*EXERCISE*:
Go through the listing and write out each line exactly.
----------
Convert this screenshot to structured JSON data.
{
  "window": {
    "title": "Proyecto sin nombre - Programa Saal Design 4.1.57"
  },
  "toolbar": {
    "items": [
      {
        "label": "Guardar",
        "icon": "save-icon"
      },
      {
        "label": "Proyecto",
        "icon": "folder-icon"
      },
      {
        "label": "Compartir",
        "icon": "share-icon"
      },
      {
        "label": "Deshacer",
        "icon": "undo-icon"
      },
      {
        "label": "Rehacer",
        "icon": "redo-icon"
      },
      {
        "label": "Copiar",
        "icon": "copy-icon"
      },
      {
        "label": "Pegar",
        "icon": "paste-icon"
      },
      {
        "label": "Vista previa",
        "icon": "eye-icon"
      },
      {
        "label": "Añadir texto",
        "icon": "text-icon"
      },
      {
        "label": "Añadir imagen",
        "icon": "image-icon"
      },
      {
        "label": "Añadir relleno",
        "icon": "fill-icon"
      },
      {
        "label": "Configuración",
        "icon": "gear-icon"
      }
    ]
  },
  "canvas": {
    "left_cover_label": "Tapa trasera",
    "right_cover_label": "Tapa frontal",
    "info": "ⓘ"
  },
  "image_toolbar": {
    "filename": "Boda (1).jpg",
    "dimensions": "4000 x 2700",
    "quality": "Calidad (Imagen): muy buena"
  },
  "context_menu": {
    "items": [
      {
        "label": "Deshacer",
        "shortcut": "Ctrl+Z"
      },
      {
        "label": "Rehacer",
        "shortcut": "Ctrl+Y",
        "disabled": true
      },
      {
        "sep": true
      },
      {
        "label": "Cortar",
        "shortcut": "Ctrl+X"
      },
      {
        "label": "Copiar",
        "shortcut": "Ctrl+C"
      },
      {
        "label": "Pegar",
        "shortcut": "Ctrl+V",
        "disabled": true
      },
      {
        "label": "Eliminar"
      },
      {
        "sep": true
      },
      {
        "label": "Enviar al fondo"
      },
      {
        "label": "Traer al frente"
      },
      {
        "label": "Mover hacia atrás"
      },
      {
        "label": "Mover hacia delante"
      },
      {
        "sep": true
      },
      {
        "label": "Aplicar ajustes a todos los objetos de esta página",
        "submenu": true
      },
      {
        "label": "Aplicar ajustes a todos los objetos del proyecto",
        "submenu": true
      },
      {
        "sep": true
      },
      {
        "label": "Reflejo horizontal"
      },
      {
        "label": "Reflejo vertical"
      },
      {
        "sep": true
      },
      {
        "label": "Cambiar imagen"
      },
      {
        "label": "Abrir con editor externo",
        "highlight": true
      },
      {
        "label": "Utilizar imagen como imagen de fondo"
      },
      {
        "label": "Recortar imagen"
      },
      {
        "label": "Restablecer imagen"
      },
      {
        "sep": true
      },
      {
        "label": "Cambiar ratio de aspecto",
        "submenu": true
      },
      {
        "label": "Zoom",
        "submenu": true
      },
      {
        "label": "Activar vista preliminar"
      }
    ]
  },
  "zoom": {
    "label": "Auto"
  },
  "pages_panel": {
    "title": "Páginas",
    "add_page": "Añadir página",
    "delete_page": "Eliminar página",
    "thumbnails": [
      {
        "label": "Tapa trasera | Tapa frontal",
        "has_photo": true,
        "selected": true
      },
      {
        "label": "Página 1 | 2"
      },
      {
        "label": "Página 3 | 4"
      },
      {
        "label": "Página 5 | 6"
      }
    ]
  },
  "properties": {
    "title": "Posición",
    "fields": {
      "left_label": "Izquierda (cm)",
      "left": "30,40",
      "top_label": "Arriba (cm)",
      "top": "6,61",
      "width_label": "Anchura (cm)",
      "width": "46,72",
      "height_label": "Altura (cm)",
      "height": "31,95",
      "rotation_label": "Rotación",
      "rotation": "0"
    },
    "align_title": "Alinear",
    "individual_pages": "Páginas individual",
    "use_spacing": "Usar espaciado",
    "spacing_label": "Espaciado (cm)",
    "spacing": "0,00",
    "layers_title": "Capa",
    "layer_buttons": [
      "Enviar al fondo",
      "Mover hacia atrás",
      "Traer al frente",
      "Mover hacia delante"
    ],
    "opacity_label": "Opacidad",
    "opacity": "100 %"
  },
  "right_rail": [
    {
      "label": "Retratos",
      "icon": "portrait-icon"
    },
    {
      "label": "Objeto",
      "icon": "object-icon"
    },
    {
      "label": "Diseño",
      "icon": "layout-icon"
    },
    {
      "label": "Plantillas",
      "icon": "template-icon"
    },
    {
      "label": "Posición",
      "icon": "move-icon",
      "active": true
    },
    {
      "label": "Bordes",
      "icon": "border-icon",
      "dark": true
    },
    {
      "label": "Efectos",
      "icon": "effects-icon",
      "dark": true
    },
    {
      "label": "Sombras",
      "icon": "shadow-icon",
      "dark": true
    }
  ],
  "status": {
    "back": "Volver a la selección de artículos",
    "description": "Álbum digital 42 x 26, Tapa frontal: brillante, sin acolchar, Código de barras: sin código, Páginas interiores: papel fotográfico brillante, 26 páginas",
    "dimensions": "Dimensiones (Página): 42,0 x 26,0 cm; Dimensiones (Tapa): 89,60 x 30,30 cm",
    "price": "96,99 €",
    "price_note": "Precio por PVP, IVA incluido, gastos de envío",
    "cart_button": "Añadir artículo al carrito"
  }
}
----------
*REPLY TO THE TASK*:
Convert this screenshot to structured JSON data.
{
  "window": {
    "title": "Proyecto sin nombre - Programa Saal Design 4.1.57"
  },
  "toolbar": {
    "items": [
      {
        "label": "Guardar",
        "icon": "save-icon"
      },
      {
        "label": "Proyecto",
        "icon": "folder-icon"
      },
      {
        "label": "Compartir",
        "icon": "share-icon"
      },
      {
        "label": "Deshacer",
        "icon": "undo-icon"
      },
      {
        "label": "Rehacer",
        "icon": "redo-icon"
      },
      {
        "label": "Copiar",
        "icon": "copy-icon"
      },
      {
        "label": "Pegar",
        "icon": "paste-icon"
      },
      {
        "label": "Vista previa",
        "icon": "eye-icon"
      },
      {
        "label": "Añadir texto",
        "icon": "text-icon"
      },
      {
        "label": "Añadir imagen",
        "icon": "image-icon"
      },
      {
        "label": "Añadir relleno",
        "icon": "fill-icon"
      },
      {
        "label": "Configuración",
        "icon": "gear-icon"
      }
    ]
  },
  "canvas": {
    "left_cover_label": "Tapa trasera",
    "right_cover_label": "Tapa frontal",
    "info": "ⓘ"
  },
  "image_toolbar": {
    "filename": "Boda (1).jpg",
    "dimensions": "4000 x 2700",
    "quality": "Calidad (Imagen): muy buena"
  },
  "context_menu": {
    "items": [
      {
        "label": "Deshacer",
        "shortcut": "Ctrl+Z"
      },
      {
        "label": "Rehacer",
        "shortcut": "Ctrl+Y",
        "disabled": true
      },
      {
        "sep": true
      },
      {
        "label": "Cortar",
        "shortcut": "Ctrl+X"
      },
      {
        "label": "Copiar",
        "shortcut": "Ctrl+C"
      },
      {
        "label": "Pegar",
        "shortcut": "Ctrl+V",
        "disabled": true
      },
      {
        "label": "Eliminar"
      },
      {
        "sep": true
      },
      {
        "label": "Enviar al fondo"
      },
      {
        "label": "Traer al frente"
      },
      {
        "label": "Mover hacia atrás"
      },
      {
        "label": "Mover hacia delante"
      },
      {
        "sep": true
      },
      {
        "label": "Aplicar ajustes a todos los objetos de esta página",
        "submenu": true
      },
      {
        "label": "Aplicar ajustes a todos los objetos del proyecto",
        "submenu": true
      },
      {
        "sep": true
      },
      {
        "label": "Reflejo horizontal"
      },
      {
        "label": "Reflejo vertical"
      },
      {
        "sep": true
      },
      {
        "label": "Cambiar imagen"
      },
      {
        "label": "Abrir con editor externo",
        "highlight": true
      },
      {
        "label": "Utilizar imagen como imagen de fondo"
      },
      {
        "label": "Recortar imagen"
      },
      {
        "label": "Restablecer imagen"
      },
      {
        "sep": true
      },
      {
        "label": "Cambiar ratio de aspecto",
        "submenu": true
      },
      {
        "label": "Zoom",
        "submenu": true
      },
      {
        "label": "Activar vista preliminar"
      }
    ]
  },
  "zoom": {
    "label": "Auto"
  },
  "pages_panel": {
    "title": "Páginas",
    "add_page": "Añadir página",
    "delete_page": "Eliminar página",
    "thumbnails": [
      {
        "label": "Tapa trasera | Tapa frontal",
        "has_photo": true,
        "selected": true
      },
      {
        "label": "Página 1 | 2"
      },
      {
        "label": "Página 3 | 4"
      },
      {
        "label": "Página 5 | 6"
      }
    ]
  },
  "properties": {
    "title": "Posición",
    "fields": {
      "left_label": "Izquierda (cm)",
      "left": "30,40",
      "top_label": "Arriba (cm)",
      "top": "6,61",
      "width_label": "Anchura (cm)",
      "width": "46,72",
      "height_label": "Altura (cm)",
      "height": "31,95",
      "rotation_label": "Rotación",
      "rotation": "0"
    },
    "align_title": "Alinear",
    "individual_pages": "Páginas individual",
    "use_spacing": "Usar espaciado",
    "spacing_label": "Espaciado (cm)",
    "spacing": "0,00",
    "layers_title": "Capa",
    "layer_buttons": [
      "Enviar al fondo",
      "Mover hacia atrás",
      "Traer al frente",
      "Mover hacia delante"
    ],
    "opacity_label": "Opacidad",
    "opacity": "100 %"
  },
  "right_rail": [
    {
      "label": "Retratos",
      "icon": "portrait-icon"
    },
    {
      "label": "Objeto",
      "icon": "object-icon"
    },
    {
      "label": "Diseño",
      "icon": "layout-icon"
    },
    {
      "label": "Plantillas",
      "icon": "template-icon"
    },
    {
      "label": "Posición",
      "icon": "move-icon",
      "active": true
    },
    {
      "label": "Bordes",
      "icon": "border-icon",
      "dark": true
    },
    {
      "label": "Efectos",
      "icon": "effects-icon",
      "dark": true
    },
    {
      "label": "Sombras",
      "icon": "shadow-icon",
      "dark": true
    }
  ],
  "status": {
    "back": "Volver a la selección de artículos",
    "description": "Álbum digital 42 x 26, Tapa frontal: brillante, sin acolchar, Código de barras: sin código, Páginas interiores: papel fotográfico brillante, 26 páginas",
    "dimensions": "Dimensiones (Página): 42,0 x 26,0 cm; Dimensiones (Tapa): 89,60 x 30,30 cm",
    "price": "96,99 €",
    "price_note": "Precio por PVP, IVA incluido, gastos de envío",
    "cart_button": "Añadir artículo al carrito"
  }
}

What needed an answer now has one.